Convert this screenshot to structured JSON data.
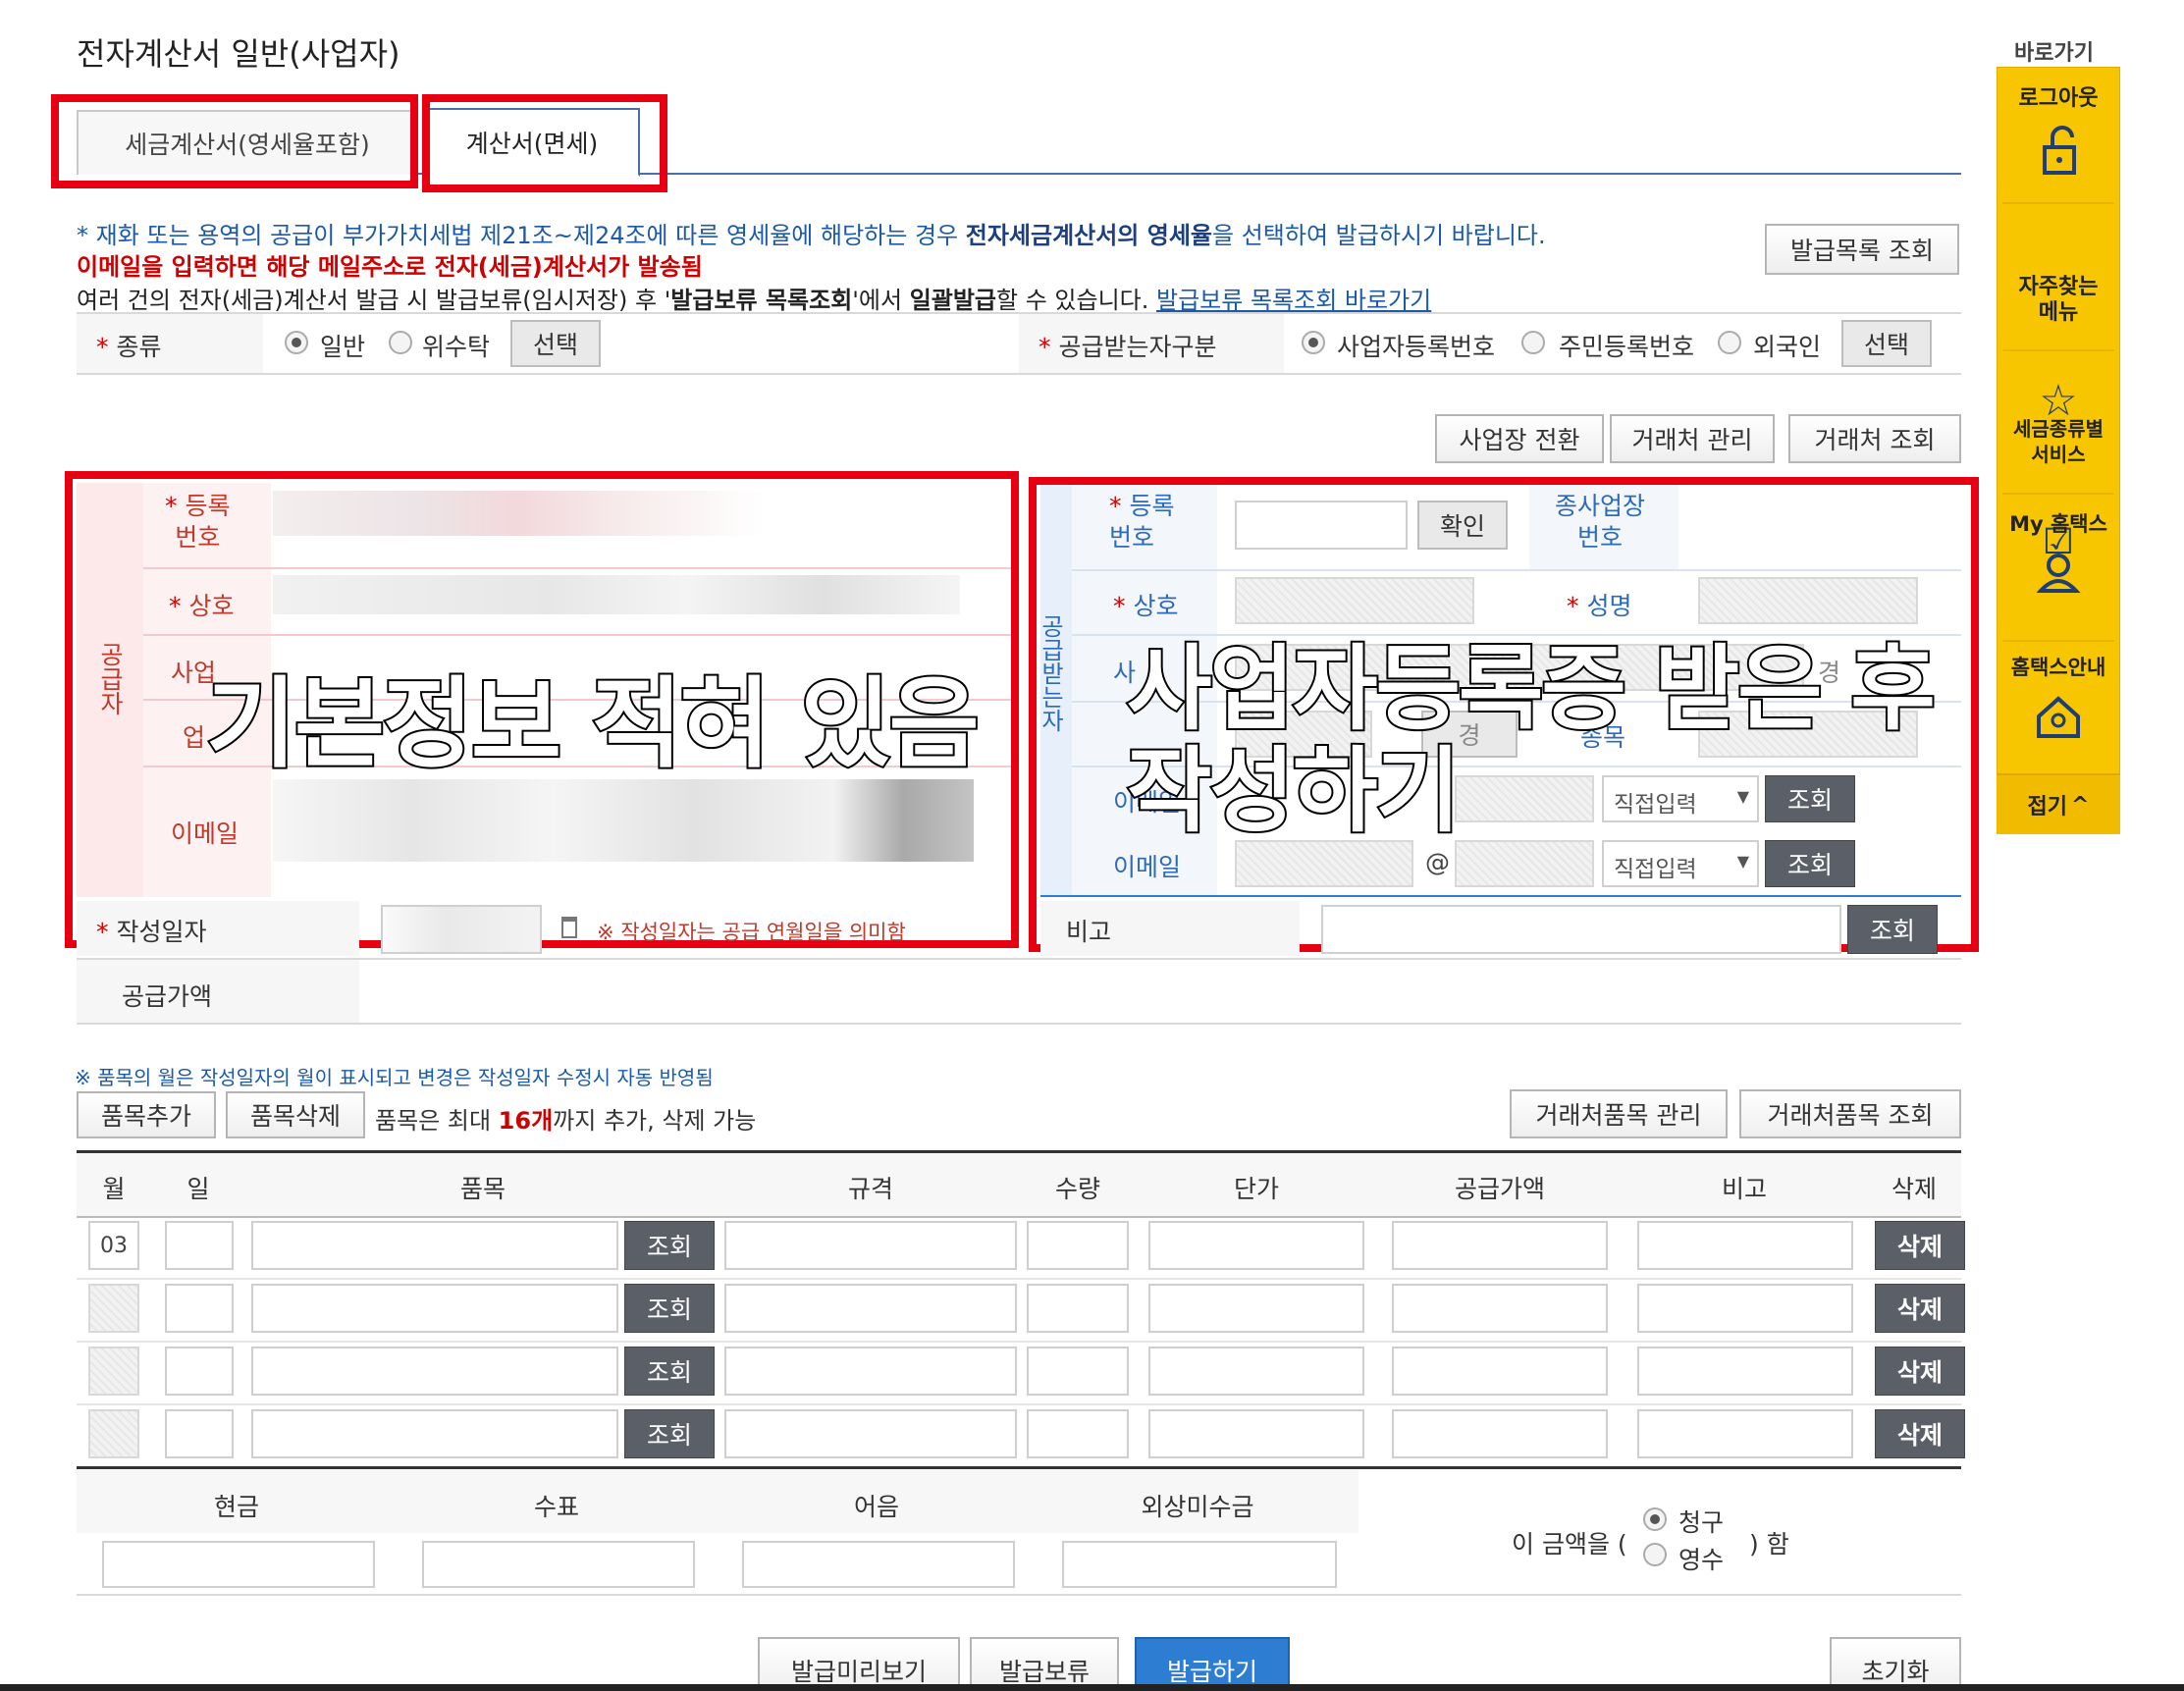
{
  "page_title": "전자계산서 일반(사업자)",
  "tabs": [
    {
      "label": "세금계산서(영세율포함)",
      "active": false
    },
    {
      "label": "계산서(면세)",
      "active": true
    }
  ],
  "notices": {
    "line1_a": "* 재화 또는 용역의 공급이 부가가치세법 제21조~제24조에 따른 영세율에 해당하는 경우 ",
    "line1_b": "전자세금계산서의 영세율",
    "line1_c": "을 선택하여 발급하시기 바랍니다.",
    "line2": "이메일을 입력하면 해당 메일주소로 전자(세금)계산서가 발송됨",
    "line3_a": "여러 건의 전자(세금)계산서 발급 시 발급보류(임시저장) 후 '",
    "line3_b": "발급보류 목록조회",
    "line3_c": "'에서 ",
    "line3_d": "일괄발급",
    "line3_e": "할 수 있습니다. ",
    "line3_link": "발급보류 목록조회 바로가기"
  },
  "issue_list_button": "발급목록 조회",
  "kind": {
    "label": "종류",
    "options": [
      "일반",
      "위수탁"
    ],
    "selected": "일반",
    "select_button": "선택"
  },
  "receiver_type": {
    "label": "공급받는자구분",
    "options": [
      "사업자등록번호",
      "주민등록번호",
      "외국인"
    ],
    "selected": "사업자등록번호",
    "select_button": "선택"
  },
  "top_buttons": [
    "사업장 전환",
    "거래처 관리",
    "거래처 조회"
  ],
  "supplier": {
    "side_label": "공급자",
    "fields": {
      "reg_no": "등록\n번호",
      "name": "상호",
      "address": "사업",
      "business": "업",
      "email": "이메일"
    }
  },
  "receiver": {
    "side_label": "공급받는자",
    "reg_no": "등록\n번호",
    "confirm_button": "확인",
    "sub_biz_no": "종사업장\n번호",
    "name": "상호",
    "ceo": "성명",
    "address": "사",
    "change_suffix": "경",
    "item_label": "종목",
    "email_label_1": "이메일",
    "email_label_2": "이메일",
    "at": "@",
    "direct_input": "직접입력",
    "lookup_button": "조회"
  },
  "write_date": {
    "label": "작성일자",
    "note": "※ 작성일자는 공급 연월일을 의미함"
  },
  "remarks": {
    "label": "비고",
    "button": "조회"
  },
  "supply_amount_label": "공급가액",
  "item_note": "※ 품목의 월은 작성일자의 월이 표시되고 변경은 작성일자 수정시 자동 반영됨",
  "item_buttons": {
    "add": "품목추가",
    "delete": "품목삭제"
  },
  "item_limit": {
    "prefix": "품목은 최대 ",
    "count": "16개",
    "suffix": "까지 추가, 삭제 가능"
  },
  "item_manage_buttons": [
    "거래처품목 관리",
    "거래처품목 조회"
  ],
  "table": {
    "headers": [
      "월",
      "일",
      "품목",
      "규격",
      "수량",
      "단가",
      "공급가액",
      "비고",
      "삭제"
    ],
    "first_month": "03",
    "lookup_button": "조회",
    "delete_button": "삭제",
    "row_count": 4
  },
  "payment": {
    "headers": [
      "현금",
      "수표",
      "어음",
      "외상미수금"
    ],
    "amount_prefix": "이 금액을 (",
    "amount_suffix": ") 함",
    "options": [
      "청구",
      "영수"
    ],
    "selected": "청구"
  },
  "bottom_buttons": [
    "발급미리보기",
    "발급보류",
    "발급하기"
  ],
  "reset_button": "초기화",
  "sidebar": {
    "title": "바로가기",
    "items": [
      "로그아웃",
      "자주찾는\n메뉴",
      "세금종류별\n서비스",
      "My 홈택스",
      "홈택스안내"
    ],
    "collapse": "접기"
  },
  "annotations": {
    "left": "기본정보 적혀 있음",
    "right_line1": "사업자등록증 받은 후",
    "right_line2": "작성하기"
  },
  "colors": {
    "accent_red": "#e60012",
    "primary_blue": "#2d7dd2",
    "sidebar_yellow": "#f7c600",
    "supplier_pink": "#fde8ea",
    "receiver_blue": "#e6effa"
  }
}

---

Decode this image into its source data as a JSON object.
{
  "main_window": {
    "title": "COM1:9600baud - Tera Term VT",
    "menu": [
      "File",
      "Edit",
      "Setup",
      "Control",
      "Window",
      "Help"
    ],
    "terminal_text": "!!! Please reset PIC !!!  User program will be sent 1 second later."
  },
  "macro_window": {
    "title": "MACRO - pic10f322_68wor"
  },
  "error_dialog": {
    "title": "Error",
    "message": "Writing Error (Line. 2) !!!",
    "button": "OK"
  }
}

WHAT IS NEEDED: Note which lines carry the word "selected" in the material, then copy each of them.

ANSWER TO THIS TASK:
    "selected": "일반",
    "selected": "사업자등록번호",
    "selected": "청구"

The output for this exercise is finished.